DATASET RECORDS
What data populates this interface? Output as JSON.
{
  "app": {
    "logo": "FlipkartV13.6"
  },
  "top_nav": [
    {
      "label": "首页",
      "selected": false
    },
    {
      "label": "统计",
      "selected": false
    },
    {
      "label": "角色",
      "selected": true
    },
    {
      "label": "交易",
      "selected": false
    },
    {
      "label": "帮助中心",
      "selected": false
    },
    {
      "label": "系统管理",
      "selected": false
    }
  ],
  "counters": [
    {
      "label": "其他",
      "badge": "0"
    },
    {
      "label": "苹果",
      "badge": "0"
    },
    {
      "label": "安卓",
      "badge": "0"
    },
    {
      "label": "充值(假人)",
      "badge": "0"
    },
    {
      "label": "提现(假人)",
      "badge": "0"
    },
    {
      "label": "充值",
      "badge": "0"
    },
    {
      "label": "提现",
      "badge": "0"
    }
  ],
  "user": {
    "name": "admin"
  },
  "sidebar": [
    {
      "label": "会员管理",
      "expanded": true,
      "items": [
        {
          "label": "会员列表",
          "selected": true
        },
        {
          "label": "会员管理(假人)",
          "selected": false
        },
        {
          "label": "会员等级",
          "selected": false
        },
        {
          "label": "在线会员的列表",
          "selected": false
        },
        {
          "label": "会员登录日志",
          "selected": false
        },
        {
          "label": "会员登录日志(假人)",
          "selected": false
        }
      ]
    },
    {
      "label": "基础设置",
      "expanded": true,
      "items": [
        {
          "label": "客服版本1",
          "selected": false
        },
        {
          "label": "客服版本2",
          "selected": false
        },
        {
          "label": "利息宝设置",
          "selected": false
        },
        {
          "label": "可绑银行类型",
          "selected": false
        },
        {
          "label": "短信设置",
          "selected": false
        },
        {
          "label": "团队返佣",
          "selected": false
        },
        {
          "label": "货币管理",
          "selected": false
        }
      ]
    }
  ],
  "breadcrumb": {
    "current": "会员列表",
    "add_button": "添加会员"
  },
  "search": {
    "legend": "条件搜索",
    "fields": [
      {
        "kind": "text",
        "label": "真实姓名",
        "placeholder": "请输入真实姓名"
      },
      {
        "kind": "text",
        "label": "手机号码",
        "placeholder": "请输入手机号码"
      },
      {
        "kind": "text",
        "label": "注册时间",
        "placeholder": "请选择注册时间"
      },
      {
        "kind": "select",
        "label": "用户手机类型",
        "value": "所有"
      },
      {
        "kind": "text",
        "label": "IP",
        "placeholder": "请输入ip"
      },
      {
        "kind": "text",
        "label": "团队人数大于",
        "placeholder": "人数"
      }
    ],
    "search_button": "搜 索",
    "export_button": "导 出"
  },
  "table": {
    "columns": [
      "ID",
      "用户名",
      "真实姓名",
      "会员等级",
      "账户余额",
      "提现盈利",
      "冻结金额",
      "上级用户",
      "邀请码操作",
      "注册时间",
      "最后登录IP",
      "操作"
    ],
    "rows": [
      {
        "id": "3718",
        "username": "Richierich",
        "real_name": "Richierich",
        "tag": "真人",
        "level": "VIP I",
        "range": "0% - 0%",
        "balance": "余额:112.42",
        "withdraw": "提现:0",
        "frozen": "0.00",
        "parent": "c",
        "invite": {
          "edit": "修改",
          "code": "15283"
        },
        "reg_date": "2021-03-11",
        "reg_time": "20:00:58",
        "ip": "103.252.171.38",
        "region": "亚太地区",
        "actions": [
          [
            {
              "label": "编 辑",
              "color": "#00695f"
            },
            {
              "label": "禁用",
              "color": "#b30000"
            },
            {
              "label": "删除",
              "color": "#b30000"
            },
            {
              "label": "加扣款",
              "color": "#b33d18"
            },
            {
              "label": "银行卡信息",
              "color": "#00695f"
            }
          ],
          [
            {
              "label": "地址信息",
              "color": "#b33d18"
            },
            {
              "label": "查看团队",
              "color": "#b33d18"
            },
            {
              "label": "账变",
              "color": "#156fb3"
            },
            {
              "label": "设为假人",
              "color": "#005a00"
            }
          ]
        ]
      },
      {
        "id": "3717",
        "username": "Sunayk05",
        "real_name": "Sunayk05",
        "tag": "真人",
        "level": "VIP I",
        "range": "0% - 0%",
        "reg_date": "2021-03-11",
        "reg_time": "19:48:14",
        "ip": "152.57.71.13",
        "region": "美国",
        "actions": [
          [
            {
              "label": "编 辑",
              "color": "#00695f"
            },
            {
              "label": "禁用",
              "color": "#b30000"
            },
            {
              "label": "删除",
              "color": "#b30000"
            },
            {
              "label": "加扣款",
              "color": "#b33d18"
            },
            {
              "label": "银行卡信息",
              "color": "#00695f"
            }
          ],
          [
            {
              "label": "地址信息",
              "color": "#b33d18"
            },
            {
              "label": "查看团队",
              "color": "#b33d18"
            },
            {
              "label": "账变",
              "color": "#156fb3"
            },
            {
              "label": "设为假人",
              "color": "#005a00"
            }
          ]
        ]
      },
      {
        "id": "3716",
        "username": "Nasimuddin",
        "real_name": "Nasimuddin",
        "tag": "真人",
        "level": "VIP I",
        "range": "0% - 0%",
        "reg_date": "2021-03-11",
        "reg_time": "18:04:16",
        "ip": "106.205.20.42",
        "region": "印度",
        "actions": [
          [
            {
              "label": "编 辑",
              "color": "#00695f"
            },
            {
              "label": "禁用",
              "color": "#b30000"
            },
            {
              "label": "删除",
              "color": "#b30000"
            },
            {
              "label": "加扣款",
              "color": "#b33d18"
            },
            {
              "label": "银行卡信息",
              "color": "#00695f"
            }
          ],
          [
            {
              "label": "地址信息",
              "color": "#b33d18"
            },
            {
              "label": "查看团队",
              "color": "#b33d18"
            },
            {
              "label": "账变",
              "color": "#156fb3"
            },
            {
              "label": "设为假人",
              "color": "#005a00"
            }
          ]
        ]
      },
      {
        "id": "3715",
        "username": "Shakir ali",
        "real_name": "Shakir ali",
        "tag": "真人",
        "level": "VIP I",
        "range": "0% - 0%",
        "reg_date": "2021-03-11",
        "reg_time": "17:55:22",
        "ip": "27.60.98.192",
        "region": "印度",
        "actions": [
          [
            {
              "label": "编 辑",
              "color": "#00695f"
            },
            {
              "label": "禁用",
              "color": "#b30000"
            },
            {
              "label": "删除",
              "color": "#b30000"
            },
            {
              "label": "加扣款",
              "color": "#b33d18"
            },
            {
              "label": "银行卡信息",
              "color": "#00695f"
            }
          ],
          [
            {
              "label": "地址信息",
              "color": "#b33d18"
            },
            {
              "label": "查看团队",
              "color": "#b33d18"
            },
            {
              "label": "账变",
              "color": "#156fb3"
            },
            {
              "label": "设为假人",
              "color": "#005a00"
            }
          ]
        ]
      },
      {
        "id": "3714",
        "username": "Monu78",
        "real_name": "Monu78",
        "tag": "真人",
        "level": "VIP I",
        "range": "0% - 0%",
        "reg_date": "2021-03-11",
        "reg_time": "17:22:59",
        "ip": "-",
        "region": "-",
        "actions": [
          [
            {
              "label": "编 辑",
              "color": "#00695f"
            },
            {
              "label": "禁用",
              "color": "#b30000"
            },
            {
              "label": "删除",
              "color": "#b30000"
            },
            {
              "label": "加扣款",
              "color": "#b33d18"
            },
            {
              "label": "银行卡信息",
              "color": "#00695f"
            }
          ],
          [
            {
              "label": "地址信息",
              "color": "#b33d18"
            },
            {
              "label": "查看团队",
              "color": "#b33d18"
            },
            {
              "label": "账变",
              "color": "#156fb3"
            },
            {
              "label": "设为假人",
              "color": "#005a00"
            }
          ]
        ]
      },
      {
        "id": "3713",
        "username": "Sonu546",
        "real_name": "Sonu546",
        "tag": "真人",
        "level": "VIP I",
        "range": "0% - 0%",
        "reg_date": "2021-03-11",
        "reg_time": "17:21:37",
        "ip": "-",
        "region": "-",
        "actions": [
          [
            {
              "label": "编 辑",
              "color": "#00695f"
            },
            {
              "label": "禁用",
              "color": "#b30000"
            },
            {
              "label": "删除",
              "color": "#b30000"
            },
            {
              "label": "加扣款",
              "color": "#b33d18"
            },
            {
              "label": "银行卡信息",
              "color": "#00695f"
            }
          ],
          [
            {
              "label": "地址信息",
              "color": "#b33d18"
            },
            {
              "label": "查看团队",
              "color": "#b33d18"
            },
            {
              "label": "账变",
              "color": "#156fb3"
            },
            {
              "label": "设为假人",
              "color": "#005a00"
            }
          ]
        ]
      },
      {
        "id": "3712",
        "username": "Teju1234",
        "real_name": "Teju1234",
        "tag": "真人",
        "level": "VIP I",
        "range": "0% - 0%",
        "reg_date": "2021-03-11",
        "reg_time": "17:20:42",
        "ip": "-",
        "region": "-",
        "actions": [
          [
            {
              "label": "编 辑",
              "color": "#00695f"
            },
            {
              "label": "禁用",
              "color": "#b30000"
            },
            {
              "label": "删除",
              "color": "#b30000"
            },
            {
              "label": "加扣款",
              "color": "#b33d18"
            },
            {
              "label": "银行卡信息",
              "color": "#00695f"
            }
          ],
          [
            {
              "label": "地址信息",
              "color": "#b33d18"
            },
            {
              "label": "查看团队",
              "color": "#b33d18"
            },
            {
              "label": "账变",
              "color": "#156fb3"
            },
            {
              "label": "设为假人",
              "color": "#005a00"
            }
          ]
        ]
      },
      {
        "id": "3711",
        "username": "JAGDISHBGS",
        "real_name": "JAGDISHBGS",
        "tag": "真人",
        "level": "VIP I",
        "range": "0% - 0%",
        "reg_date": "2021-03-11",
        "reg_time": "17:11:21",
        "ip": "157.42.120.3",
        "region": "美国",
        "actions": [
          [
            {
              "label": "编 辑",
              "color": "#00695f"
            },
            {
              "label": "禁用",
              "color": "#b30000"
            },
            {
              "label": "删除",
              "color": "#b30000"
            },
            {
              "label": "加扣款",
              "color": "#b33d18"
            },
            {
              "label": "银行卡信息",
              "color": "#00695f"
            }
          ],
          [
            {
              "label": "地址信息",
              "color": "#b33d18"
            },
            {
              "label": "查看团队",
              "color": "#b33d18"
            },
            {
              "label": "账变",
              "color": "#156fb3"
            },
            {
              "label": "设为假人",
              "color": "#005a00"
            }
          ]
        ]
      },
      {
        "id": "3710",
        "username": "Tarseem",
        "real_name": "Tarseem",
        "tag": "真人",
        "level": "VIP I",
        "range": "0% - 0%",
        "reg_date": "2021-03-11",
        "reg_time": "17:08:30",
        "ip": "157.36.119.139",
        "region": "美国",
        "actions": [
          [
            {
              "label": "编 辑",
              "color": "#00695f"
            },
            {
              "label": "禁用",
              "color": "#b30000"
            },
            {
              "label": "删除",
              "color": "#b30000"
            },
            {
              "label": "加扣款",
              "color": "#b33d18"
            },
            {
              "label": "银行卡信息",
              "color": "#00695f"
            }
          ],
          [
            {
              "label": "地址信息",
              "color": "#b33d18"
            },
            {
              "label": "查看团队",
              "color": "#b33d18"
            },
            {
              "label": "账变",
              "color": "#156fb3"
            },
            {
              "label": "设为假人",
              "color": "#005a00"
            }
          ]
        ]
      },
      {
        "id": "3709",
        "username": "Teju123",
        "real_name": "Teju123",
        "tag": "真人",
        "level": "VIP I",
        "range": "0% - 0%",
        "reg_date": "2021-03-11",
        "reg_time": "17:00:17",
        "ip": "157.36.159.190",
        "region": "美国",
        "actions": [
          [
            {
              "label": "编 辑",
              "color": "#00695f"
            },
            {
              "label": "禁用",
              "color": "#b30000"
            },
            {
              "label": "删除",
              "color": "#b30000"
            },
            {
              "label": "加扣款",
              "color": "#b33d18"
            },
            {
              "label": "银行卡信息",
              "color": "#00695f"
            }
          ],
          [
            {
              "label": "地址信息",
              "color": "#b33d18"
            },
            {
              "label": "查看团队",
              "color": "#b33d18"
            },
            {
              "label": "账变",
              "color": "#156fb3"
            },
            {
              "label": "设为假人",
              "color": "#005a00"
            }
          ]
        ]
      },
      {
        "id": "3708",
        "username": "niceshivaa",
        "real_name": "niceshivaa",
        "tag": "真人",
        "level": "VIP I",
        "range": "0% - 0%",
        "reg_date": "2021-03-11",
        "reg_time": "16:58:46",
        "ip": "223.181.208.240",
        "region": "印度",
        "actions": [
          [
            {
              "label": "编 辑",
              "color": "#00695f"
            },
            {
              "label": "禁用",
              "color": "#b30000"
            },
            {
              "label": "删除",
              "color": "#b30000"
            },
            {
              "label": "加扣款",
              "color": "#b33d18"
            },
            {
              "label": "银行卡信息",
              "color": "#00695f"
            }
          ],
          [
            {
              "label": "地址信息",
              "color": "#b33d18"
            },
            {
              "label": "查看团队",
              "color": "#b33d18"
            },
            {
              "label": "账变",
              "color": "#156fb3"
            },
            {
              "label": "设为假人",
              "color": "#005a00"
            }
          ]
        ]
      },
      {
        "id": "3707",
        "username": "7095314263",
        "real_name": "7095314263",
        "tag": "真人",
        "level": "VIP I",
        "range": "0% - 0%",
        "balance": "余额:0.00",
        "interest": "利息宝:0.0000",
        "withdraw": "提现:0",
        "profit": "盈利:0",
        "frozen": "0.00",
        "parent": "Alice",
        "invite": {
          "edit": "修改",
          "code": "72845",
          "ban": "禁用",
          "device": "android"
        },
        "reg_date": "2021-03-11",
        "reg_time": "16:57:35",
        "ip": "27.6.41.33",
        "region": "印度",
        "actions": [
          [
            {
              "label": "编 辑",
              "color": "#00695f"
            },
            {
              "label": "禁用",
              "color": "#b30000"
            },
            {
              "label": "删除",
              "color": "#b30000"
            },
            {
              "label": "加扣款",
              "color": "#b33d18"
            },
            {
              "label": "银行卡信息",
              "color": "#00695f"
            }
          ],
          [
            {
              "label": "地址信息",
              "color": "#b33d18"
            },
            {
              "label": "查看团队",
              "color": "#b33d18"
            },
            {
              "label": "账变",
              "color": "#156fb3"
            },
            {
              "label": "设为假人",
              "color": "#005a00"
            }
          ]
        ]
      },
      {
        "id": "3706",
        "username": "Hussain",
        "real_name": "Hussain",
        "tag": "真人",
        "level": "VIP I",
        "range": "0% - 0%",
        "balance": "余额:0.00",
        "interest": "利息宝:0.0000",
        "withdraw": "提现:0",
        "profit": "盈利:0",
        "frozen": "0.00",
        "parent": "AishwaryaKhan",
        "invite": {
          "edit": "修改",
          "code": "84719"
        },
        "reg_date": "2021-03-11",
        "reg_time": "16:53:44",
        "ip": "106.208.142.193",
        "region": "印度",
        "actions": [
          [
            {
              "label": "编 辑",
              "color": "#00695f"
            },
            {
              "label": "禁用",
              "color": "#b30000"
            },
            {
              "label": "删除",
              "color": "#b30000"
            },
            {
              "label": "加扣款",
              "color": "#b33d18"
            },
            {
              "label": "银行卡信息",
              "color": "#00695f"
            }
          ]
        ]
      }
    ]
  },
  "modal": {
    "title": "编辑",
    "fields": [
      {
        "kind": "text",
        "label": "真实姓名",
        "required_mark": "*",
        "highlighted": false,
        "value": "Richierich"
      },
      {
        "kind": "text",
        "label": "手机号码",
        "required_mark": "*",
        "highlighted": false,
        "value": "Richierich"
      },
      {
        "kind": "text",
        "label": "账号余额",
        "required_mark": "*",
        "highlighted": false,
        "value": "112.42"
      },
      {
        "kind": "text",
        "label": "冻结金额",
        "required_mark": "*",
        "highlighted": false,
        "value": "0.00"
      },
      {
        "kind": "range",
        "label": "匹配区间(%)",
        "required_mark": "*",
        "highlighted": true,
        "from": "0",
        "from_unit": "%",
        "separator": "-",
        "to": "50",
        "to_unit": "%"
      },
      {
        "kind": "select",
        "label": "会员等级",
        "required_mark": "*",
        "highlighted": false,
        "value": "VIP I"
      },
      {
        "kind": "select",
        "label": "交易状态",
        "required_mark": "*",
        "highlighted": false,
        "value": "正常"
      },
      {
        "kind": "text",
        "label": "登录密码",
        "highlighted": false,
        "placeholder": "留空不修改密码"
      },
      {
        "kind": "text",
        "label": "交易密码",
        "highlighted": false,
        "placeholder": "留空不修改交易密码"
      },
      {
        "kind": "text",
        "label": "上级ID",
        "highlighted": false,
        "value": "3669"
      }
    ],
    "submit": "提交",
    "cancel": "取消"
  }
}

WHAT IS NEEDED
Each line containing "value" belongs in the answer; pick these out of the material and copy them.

TASK RESULT
        "value": "所有"
        "value": "Richierich"
        "value": "Richierich"
        "value": "112.42"
        "value": "0.00"
        "value": "VIP I"
        "value": "正常"
        "value": "3669"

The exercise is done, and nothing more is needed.